◆ **Description of the task**
Copy every record below exactly as written, but leave out the pictures.

* * *

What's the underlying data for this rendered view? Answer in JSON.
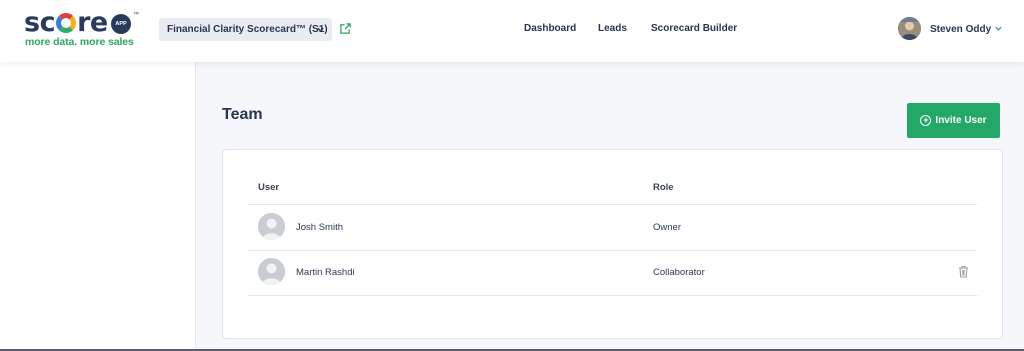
{
  "header": {
    "logo_word": [
      "sc",
      "re"
    ],
    "logo_badge": "APP",
    "logo_tm": "™",
    "tagline": "more data. more sales",
    "scorecard_selected": "Financial Clarity Scorecard™ (S1)",
    "nav": [
      "Dashboard",
      "Leads",
      "Scorecard Builder"
    ],
    "user_name": "Steven Oddy"
  },
  "icons": {
    "dropdown": "chevron-down-icon",
    "external": "external-link-icon",
    "invite": "plus-circle-icon",
    "delete": "trash-icon"
  },
  "colors": {
    "brand_navy": "#2a3a5c",
    "brand_green": "#23a867",
    "background": "#f6f7fa"
  },
  "page": {
    "title": "Team",
    "invite_label": "Invite User"
  },
  "table": {
    "columns": [
      "User",
      "Role"
    ],
    "rows": [
      {
        "name": "Josh Smith",
        "role": "Owner"
      },
      {
        "name": "Martin Rashdi",
        "role": "Collaborator"
      }
    ]
  }
}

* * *

◆ **Answer**
What's the underlying data for this rendered view? Answer in JSON.
{
  "header": {
    "logo_word": [
      "sc",
      "re"
    ],
    "logo_badge": "APP",
    "logo_tm": "™",
    "tagline": "more data. more sales",
    "scorecard_selected": "Financial Clarity Scorecard™ (S1)",
    "nav": [
      "Dashboard",
      "Leads",
      "Scorecard Builder"
    ],
    "user_name": "Steven Oddy"
  },
  "icons": {
    "dropdown": "chevron-down-icon",
    "external": "external-link-icon",
    "invite": "plus-circle-icon",
    "delete": "trash-icon"
  },
  "colors": {
    "brand_navy": "#2a3a5c",
    "brand_green": "#23a867",
    "background": "#f6f7fa"
  },
  "page": {
    "title": "Team",
    "invite_label": "Invite User"
  },
  "table": {
    "columns": [
      "User",
      "Role"
    ],
    "rows": [
      {
        "name": "Josh Smith",
        "role": "Owner"
      },
      {
        "name": "Martin Rashdi",
        "role": "Collaborator"
      }
    ]
  }
}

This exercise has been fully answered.